§ Work task:
Please report how many lines in the data underneath hold the word "reviews", with no other text.

§ Source material:
□ □ □ □ □ □ □

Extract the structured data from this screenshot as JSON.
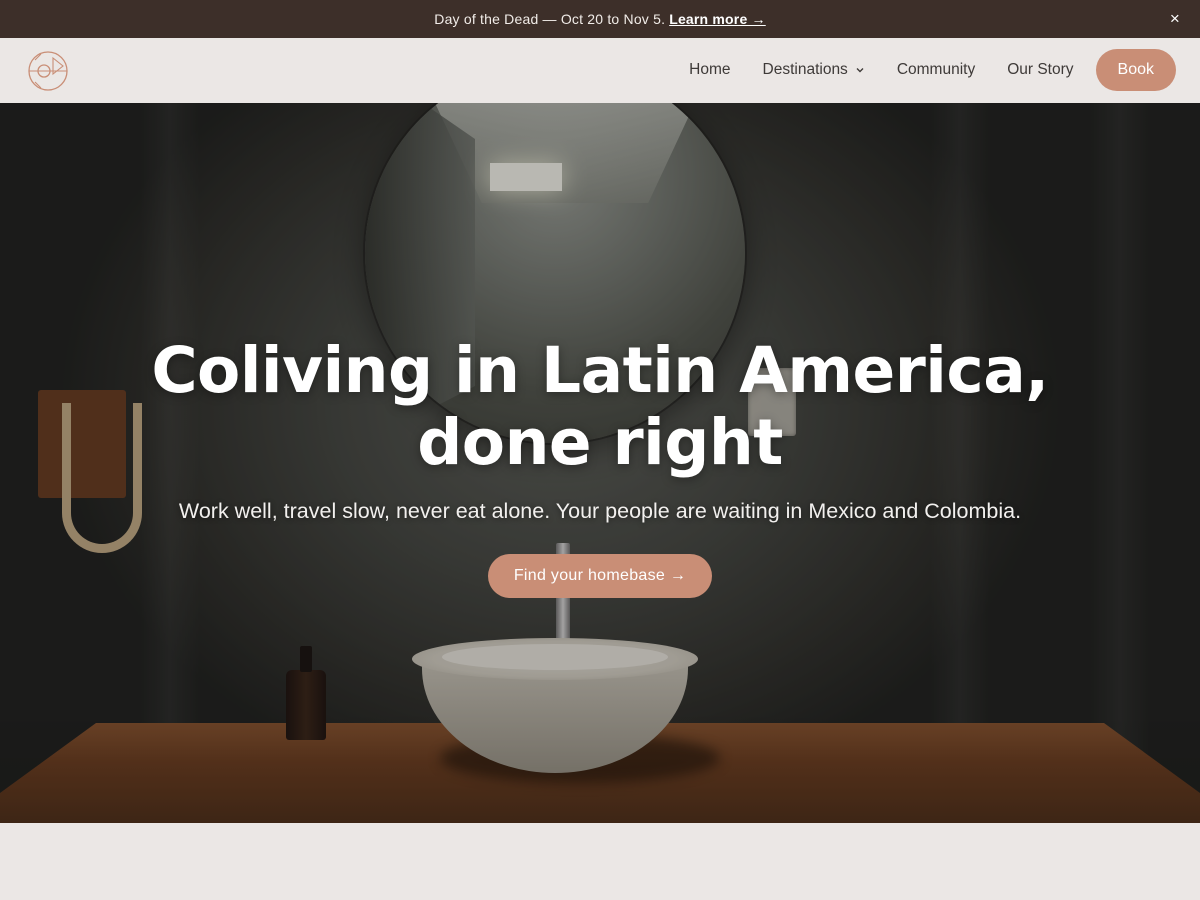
{
  "announcement": {
    "text": "Day of the Dead — Oct 20 to Nov 5.",
    "link_label": "Learn more →",
    "close_label": "×"
  },
  "nav": {
    "items": [
      {
        "label": "Home"
      },
      {
        "label": "Destinations",
        "has_dropdown": true
      },
      {
        "label": "Community"
      },
      {
        "label": "Our Story"
      }
    ],
    "book_label": "Book"
  },
  "hero": {
    "title_line1": "Coliving in Latin America,",
    "title_line2": "done right",
    "subtitle": "Work well, travel slow, never eat alone. Your people are waiting in Mexico and Colombia.",
    "cta_label": "Find your homebase →"
  },
  "colors": {
    "accent": "#c98e76",
    "announcement_bg": "#3d2f29",
    "page_bg": "#ebe7e5"
  },
  "icons": {
    "logo": "circular-line-logo-icon",
    "dropdown": "chevron-down-icon",
    "close": "close-icon"
  }
}
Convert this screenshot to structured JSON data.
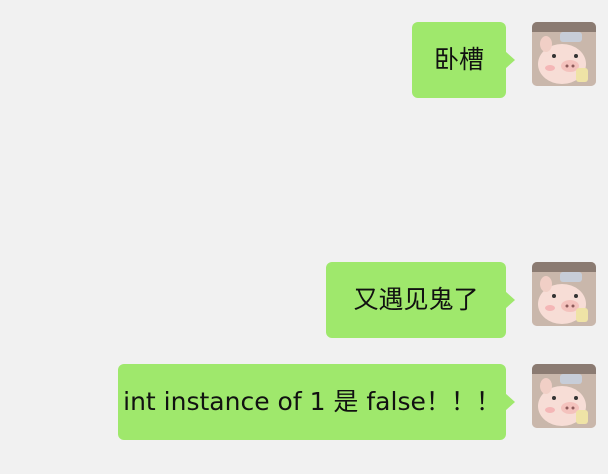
{
  "chat": {
    "messages": [
      {
        "sender": "self",
        "text": "卧槽"
      },
      {
        "sender": "self",
        "text": "又遇见鬼了"
      },
      {
        "sender": "self",
        "text": "int instance of 1 是 false！！！"
      }
    ]
  },
  "colors": {
    "background": "#f1f1f1",
    "bubble": "#9fe86c",
    "text": "#111111"
  },
  "avatar": {
    "icon": "pig-avatar-icon"
  }
}
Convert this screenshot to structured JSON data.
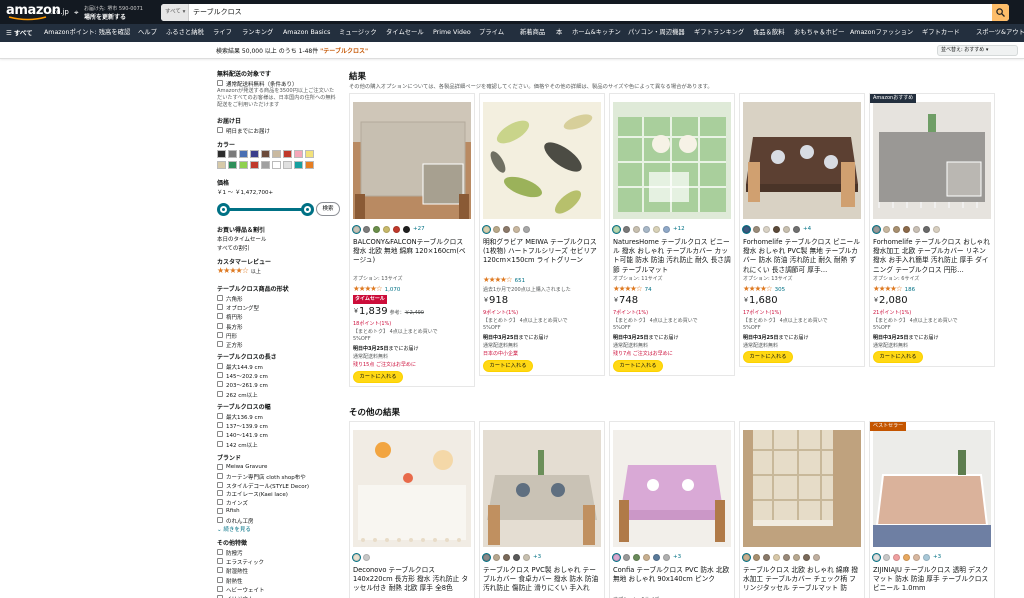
{
  "header": {
    "logo_text": "amazon",
    "logo_tld": ".co.jp",
    "deliver_line1": "お届け先: 堺市 590-0071",
    "deliver_line2": "場所を更新する",
    "search_category": "すべて",
    "search_query": "テーブルクロス"
  },
  "nav": {
    "all": "すべて",
    "items": [
      "Amazonポイント: 残高を確認",
      "ヘルプ",
      "ふるさと納税",
      "ライフ",
      "ランキング",
      "Amazon Basics",
      "ミュージック",
      "タイムセール",
      "Prime Video",
      "プライム",
      "新着商品",
      "本",
      "ホーム&キッチン",
      "パソコン・周辺機器",
      "ギフトランキング",
      "食品＆飲料",
      "おもちゃ＆ホビー",
      "Amazonファッション",
      "ギフトカード",
      "スポーツ&アウトドア"
    ]
  },
  "results_bar": {
    "text": "検索結果 50,000 以上 のうち 1-48件",
    "keyword": "\"テーブルクロス\"",
    "sort": "並べ替え: おすすめ"
  },
  "sidebar": {
    "free_shipping_h": "無料配送の対象です",
    "free_shipping_cb": "通常配送料無料（条件あり）",
    "free_shipping_note": "Amazonが発送する商品を3500円以上ご注文いただいたすべてのお客様は、日本国内の住所への無料配送をご利用いただけます",
    "delivery_h": "お届け日",
    "delivery_cb": "明日までにお届け",
    "color_h": "カラー",
    "colors": [
      "#2b2b2b",
      "#7a7a7a",
      "#4a6fb3",
      "#3b3f8c",
      "#6b4a3a",
      "#c9b9a0",
      "#c0392b",
      "#f4a7b9",
      "#f3e27a",
      "#d6c9a8",
      "#2f8f5a",
      "#8fd14f",
      "#c0392b",
      "#a0a0a0",
      "#ffffff",
      "#e0e0e0",
      "#16a0a0",
      "#e67e22"
    ],
    "price_h": "価格",
    "price_range": "￥1 ～ ￥1,472,700+",
    "price_go": "検索",
    "deals_h": "お買い得品＆割引",
    "deals_1": "本日のタイムセール",
    "deals_2": "すべての割引",
    "review_h": "カスタマーレビュー",
    "review_stars": "★★★★☆",
    "review_up": "以上",
    "shape_h": "テーブルクロス商品の形状",
    "shapes": [
      "六角形",
      "オブロング型",
      "楕円形",
      "長方形",
      "円形",
      "正方形"
    ],
    "length_h": "テーブルクロスの長さ",
    "lengths": [
      "最大144.9 cm",
      "145～202.9 cm",
      "203～261.9 cm",
      "262 cm以上"
    ],
    "width_h": "テーブルクロスの幅",
    "widths": [
      "最大136.9 cm",
      "137～139.9 cm",
      "140～141.9 cm",
      "142 cm以上"
    ],
    "brand_h": "ブランド",
    "brands": [
      "Meiwa Gravure",
      "カーテン専門店 cloth shop布や",
      "スタイルデコール(STYLE Decor)",
      "カエイレース(Kaei lace)",
      "カインズ",
      "Rfish",
      "のれん工房"
    ],
    "brands_more": "続きを見る",
    "features_h": "その他特徴",
    "features": [
      "防撥汚",
      "エラスティック",
      "耐湿熱性",
      "耐熱性",
      "ヘビーウェイト",
      "イリジウム"
    ]
  },
  "main": {
    "results_title": "結果",
    "results_sub": "その他の購入オプションについては、各製品詳細ページを確認してください。価格やその他の詳細は、製品のサイズや色によって異なる場合があります。",
    "other_title": "その他の結果",
    "cards": [
      {
        "badge": "",
        "dot_colors": [
          "#c8c3b8",
          "#7d7d7d",
          "#6b8f4a",
          "#c8b96a",
          "#c0392b",
          "#1f1f1f"
        ],
        "more": "+27",
        "title": "BALCONY&FALCONテーブルクロス 撥水 北欧 無地 綿麻 120×160cm(ベージュ)",
        "option": "オプション: 13サイズ",
        "stars": "★★★★☆",
        "reviews": "1,070",
        "bought": "",
        "timesale": "タイムセール",
        "yen": "￥",
        "price": "1,839",
        "ref_label": "参考：",
        "ref_price": "￥2,490",
        "points": "18ポイント(1%)",
        "coupon": "【まとめトク】 4点以上まとめ買いで",
        "coupon2": "5%OFF",
        "delivery": "明日中3月25日",
        "delivery_tail": "までにお届け",
        "shipping": "通常配送料無料",
        "stock": "残り15点 ご注文はお早めに",
        "cart": "カートに入れる"
      },
      {
        "badge": "",
        "dot_colors": [
          "#d7cfae",
          "#b9a98a",
          "#8c7a6a",
          "#c9b8a0",
          "#a8a8a8"
        ],
        "more": "",
        "title": "明和グラビア MEIWA テーブルクロス(1枚物) ハートフルシリーズ セビリア 120cm×150cm ライトグリーン",
        "option": "",
        "stars": "★★★★☆",
        "reviews": "651",
        "bought": "過去1か月で200点以上購入されました",
        "timesale": "",
        "yen": "￥",
        "price": "918",
        "ref_label": "",
        "ref_price": "",
        "points": "9ポイント(1%)",
        "coupon": "【まとめトク】 4点以上まとめ買いで",
        "coupon2": "5%OFF",
        "delivery": "明日中3月25日",
        "delivery_tail": "までにお届け",
        "shipping": "通常配送料無料",
        "stock": "日本の中小企業",
        "cart": "カートに入れる"
      },
      {
        "badge": "",
        "dot_colors": [
          "#b8d8b0",
          "#7a7a7a",
          "#c8c0b0",
          "#a8b8c8",
          "#d9d2b8",
          "#8fa8c8"
        ],
        "more": "+12",
        "title": "NaturesHome テーブルクロス ビニール 撥水 おしゃれ テーブルカバー カット可能 防水 防油 汚れ防止 耐久 長さ調節 テーブルマット",
        "option": "オプション: 11サイズ",
        "stars": "★★★★☆",
        "reviews": "74",
        "bought": "",
        "timesale": "",
        "yen": "￥",
        "price": "748",
        "ref_label": "",
        "ref_price": "",
        "points": "7ポイント(1%)",
        "coupon": "【まとめトク】 4点以上まとめ買いで",
        "coupon2": "5%OFF",
        "delivery": "明日中3月25日",
        "delivery_tail": "までにお届け",
        "shipping": "通常配送料無料",
        "stock": "残り7点 ご注文はお早めに",
        "cart": "カートに入れる"
      },
      {
        "badge": "",
        "dot_colors": [
          "#3d5a80",
          "#9a8c7a",
          "#d9d2c5",
          "#5c4a3a",
          "#c8c0b0",
          "#707070"
        ],
        "more": "+4",
        "title": "Forhomelife テーブルクロス ビニール 撥水 おしゃれ PVC製 無地 テーブルカバー 防水 防油 汚れ防止 耐久 耐熱 ずれにくい 長さ調節可 厚手…",
        "option": "オプション: 13サイズ",
        "stars": "★★★★☆",
        "reviews": "305",
        "bought": "",
        "timesale": "",
        "yen": "￥",
        "price": "1,680",
        "ref_label": "",
        "ref_price": "",
        "points": "17ポイント(1%)",
        "coupon": "【まとめトク】 4点以上まとめ買いで",
        "coupon2": "5%OFF",
        "delivery": "明日中3月25日",
        "delivery_tail": "までにお届け",
        "shipping": "通常配送料無料",
        "stock": "",
        "cart": "カートに入れる"
      },
      {
        "badge": "Amazonおすすめ",
        "dot_colors": [
          "#9a9a9a",
          "#c8b8a0",
          "#a89070",
          "#8c6a4a",
          "#c9c0b5",
          "#6a6a6a",
          "#d8cfc0"
        ],
        "more": "",
        "title": "Forhomelife テーブルクロス おしゃれ 撥水加工 北欧 テーブルカバー リネン 撥水 お手入れ簡単 汚れ防止 厚手 ダイニング テーブルクロス 円形…",
        "option": "オプション: 6サイズ",
        "stars": "★★★★☆",
        "reviews": "186",
        "bought": "",
        "timesale": "",
        "yen": "￥",
        "price": "2,080",
        "ref_label": "",
        "ref_price": "",
        "points": "21ポイント(1%)",
        "coupon": "【まとめトク】 4点以上まとめ買いで",
        "coupon2": "5%OFF",
        "delivery": "明日中3月25日",
        "delivery_tail": "までにお届け",
        "shipping": "通常配送料無料",
        "stock": "",
        "cart": "カートに入れる"
      }
    ],
    "cards2": [
      {
        "badge": "",
        "dot_colors": [
          "#e8e0d0",
          "#c8c8c8"
        ],
        "more": "",
        "title": "Deconovo テーブルクロス 140x220cm 長方形 撥水 汚れ防止 タッセル付き 耐熱 北欧 厚手 全8色"
      },
      {
        "badge": "",
        "dot_colors": [
          "#8a8a8a",
          "#b8a890",
          "#7a6a5a",
          "#5a5a5a",
          "#c8c0b0"
        ],
        "more": "+3",
        "title": "テーブルクロス PVC製 おしゃれ テーブルカバー 食卓カバー 撥水 防水 防油 汚れ防止 傷防止 滑りにくい 手入れ"
      },
      {
        "badge": "",
        "dot_colors": [
          "#d8a8d0",
          "#9a9a9a",
          "#6a8a5a",
          "#c8b090",
          "#5a7a9a",
          "#b0b0b0"
        ],
        "more": "+3",
        "title": "Confia テーブルクロス PVC 防水 北欧 無地 おしゃれ 90x140cm ピンク",
        "option": "オプション: 6サイズ"
      },
      {
        "badge": "",
        "dot_colors": [
          "#c8b090",
          "#a89070",
          "#8a7a6a",
          "#d8c8a8",
          "#9a8a7a",
          "#b8a890",
          "#7a6a5a",
          "#c0b0a0"
        ],
        "more": "",
        "title": "テーブルクロス 北欧 おしゃれ 綿麻 撥水加工 テーブルカバー チェック柄 フリンジタッセル テーブルマット 防"
      },
      {
        "badge": "ベストセラー",
        "dot_colors": [
          "#e0e0e0",
          "#c8c8c8",
          "#f0a0a0",
          "#e8a860",
          "#d8b8a0",
          "#a8c8d8"
        ],
        "more": "+3",
        "title": "ZIJINIAJU テーブルクロス 透明 デスクマット 防水 防油 厚手 テーブルクロスビニール 1.0mm"
      }
    ]
  }
}
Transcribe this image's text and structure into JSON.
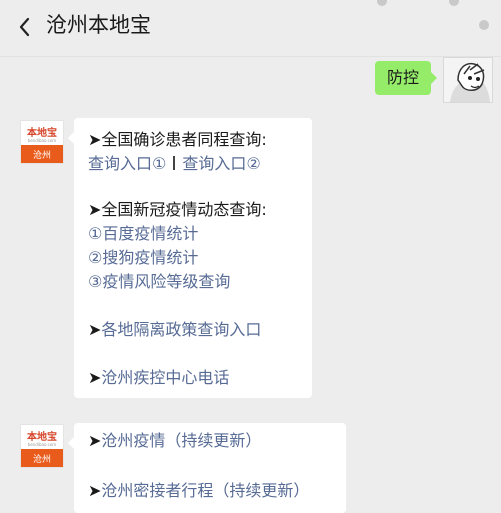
{
  "header": {
    "title": "沧州本地宝",
    "back_icon": "back-arrow-icon"
  },
  "outgoing": {
    "text": "防控"
  },
  "messages": [
    {
      "sender": "沧州本地宝",
      "avatar": {
        "brand": "本地宝",
        "site": "bendibao.com",
        "city": "沧州"
      },
      "sections": {
        "s1_title": "全国确诊患者同程查询:",
        "s1_link1": "查询入口①",
        "s1_link2": "查询入口②",
        "s2_title": "全国新冠疫情动态查询:",
        "s2_link1": "①百度疫情统计",
        "s2_link2": "②搜狗疫情统计",
        "s2_link3": "③疫情风险等级查询",
        "s3_link": "各地隔离政策查询入口",
        "s4_link": "沧州疾控中心电话"
      }
    },
    {
      "sender": "沧州本地宝",
      "avatar": {
        "brand": "本地宝",
        "site": "bendibao.com",
        "city": "沧州"
      },
      "items": [
        "沧州疫情（持续更新）",
        "沧州密接者行程（持续更新）"
      ]
    }
  ],
  "arrow_glyph": "➤",
  "colors": {
    "link": "#576b95",
    "outgoing_bubble": "#95ec69",
    "avatar_orange": "#e95b1b"
  }
}
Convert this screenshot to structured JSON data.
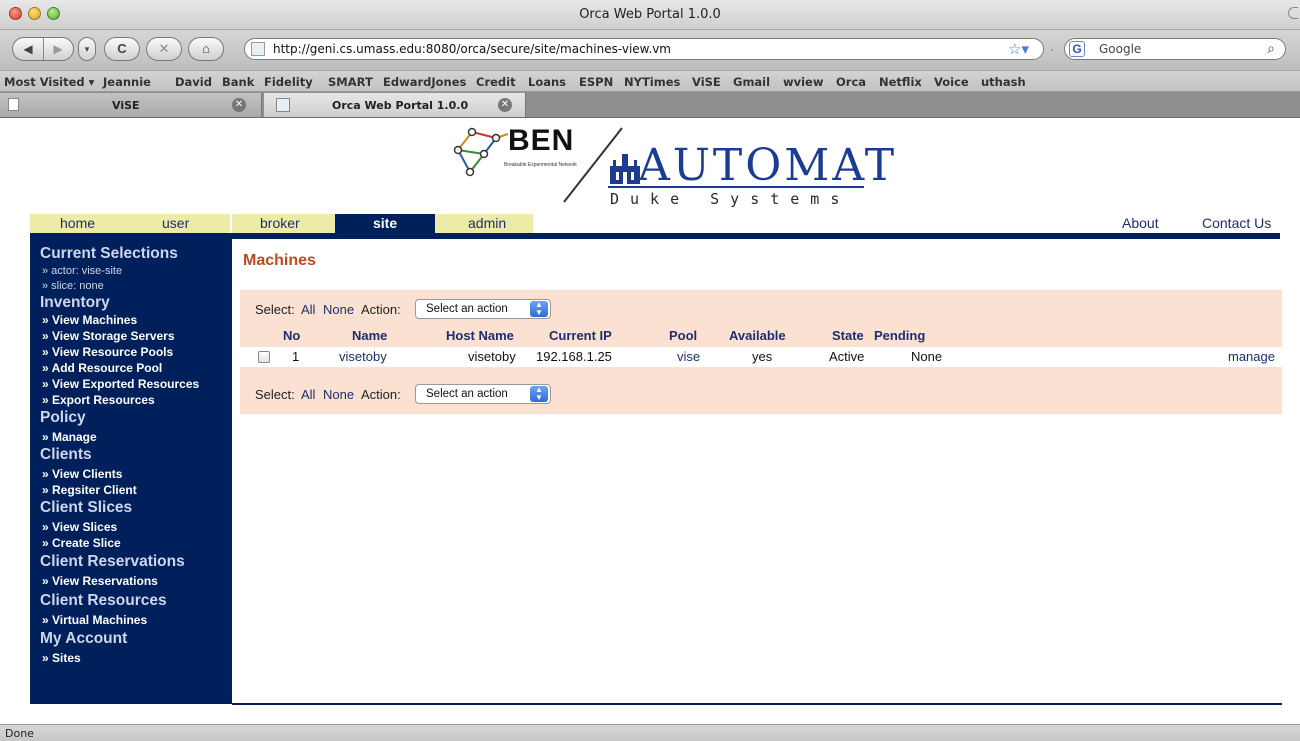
{
  "window": {
    "title": "Orca Web Portal 1.0.0"
  },
  "toolbar": {
    "url": "http://geni.cs.umass.edu:8080/orca/secure/site/machines-view.vm",
    "search_placeholder": "Google",
    "back_label": "◀",
    "forward_label": "▶",
    "reload_label": "C",
    "stop_label": "✕",
    "home_label": "⌂"
  },
  "bookmarks": [
    "Most Visited ▾",
    "Jeannie",
    "David",
    "Bank",
    "Fidelity",
    "SMART",
    "EdwardJones",
    "Credit",
    "Loans",
    "ESPN",
    "NYTimes",
    "ViSE",
    "Gmail",
    "wview",
    "Orca",
    "Netflix",
    "Voice",
    "uthash"
  ],
  "tabs": [
    {
      "label": "ViSE",
      "active": false
    },
    {
      "label": "Orca Web Portal 1.0.0",
      "active": true
    }
  ],
  "logos": {
    "ben": "BEN",
    "ben_sub": "Breakable Experimental Network",
    "automat": "AUTOMAT",
    "duke": "Duke Systems"
  },
  "nav": {
    "tabs": [
      "home",
      "user",
      "broker",
      "site",
      "admin"
    ],
    "active": "site",
    "right_links": [
      "About",
      "Contact Us"
    ]
  },
  "sidebar": {
    "current_selections": {
      "title": "Current Selections",
      "actor": "» actor: vise-site",
      "slice": "» slice: none"
    },
    "sections": [
      {
        "title": "Inventory",
        "items": [
          "» View Machines",
          "» View Storage Servers",
          "» View Resource Pools",
          "» Add Resource Pool",
          "» View Exported Resources",
          "» Export Resources"
        ]
      },
      {
        "title": "Policy",
        "items": [
          "» Manage"
        ]
      },
      {
        "title": "Clients",
        "items": [
          "» View Clients",
          "» Regsiter Client"
        ]
      },
      {
        "title": "Client Slices",
        "items": [
          "» View Slices",
          "» Create Slice"
        ]
      },
      {
        "title": "Client Reservations",
        "items": [
          "» View Reservations"
        ]
      },
      {
        "title": "Client Resources",
        "items": [
          "» Virtual Machines"
        ]
      },
      {
        "title": "My Account",
        "items": [
          "» Sites"
        ]
      }
    ]
  },
  "main": {
    "title": "Machines",
    "controls": {
      "select_label": "Select:",
      "all": "All",
      "none": "None",
      "action_label": "Action:",
      "action_select": "Select an action"
    },
    "columns": [
      "No",
      "Name",
      "Host Name",
      "Current IP",
      "Pool",
      "Available",
      "State",
      "Pending"
    ],
    "rows": [
      {
        "no": "1",
        "name": "visetoby",
        "host": "visetoby",
        "ip": "192.168.1.25",
        "pool": "vise",
        "available": "yes",
        "state": "Active",
        "pending": "None",
        "action": "manage"
      }
    ]
  },
  "status": {
    "text": "Done"
  },
  "colors": {
    "navy": "#00205c",
    "khaki": "#ececa8",
    "panel": "#fbe1d1",
    "title_orange": "#c04a1c",
    "link_blue": "#1e2e6e"
  }
}
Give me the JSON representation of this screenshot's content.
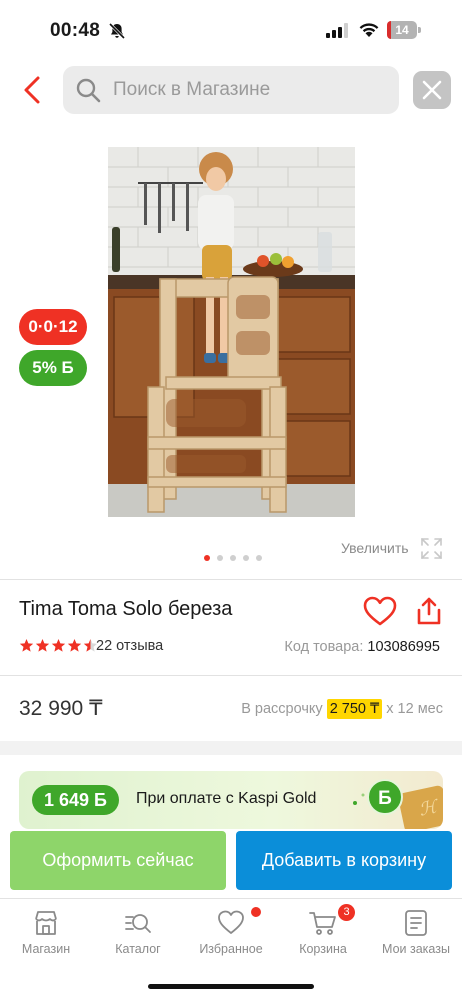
{
  "status_bar": {
    "time": "00:48",
    "battery_level": "14"
  },
  "search": {
    "placeholder": "Поиск в Магазине"
  },
  "product": {
    "badges": {
      "installment": "0·0·12",
      "bonus": "5% Б"
    },
    "gallery": {
      "image_count": 5,
      "active_index": 0,
      "zoom_label": "Увеличить"
    },
    "title": "Tima Toma Solo береза",
    "rating": 4.5,
    "reviews": "22 отзыва",
    "sku_label": "Код товара:",
    "sku_value": "103086995",
    "price": "32 990 ₸",
    "installment_prefix": "В рассрочку",
    "installment_amount": "2 750 ₸",
    "installment_suffix": "х 12 мес"
  },
  "gold_banner": {
    "bonus": "1 649 Б",
    "text": "При оплате с Kaspi Gold"
  },
  "actions": {
    "checkout_label": "Оформить сейчас",
    "add_to_cart_label": "Добавить в корзину"
  },
  "tabs": [
    {
      "label": "Магазин",
      "icon": "store-icon"
    },
    {
      "label": "Каталог",
      "icon": "catalog-search-icon"
    },
    {
      "label": "Избранное",
      "icon": "heart-icon"
    },
    {
      "label": "Корзина",
      "icon": "cart-icon",
      "badge": "3"
    },
    {
      "label": "Мои заказы",
      "icon": "orders-icon"
    }
  ],
  "colors": {
    "accent_red": "#ef3124",
    "kaspi_green": "#3fa72a",
    "checkout_green": "#8ed56a",
    "cart_blue": "#0b8ed9",
    "highlight_yellow": "#ffd600"
  }
}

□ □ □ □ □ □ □

§ Answer to the problem:
6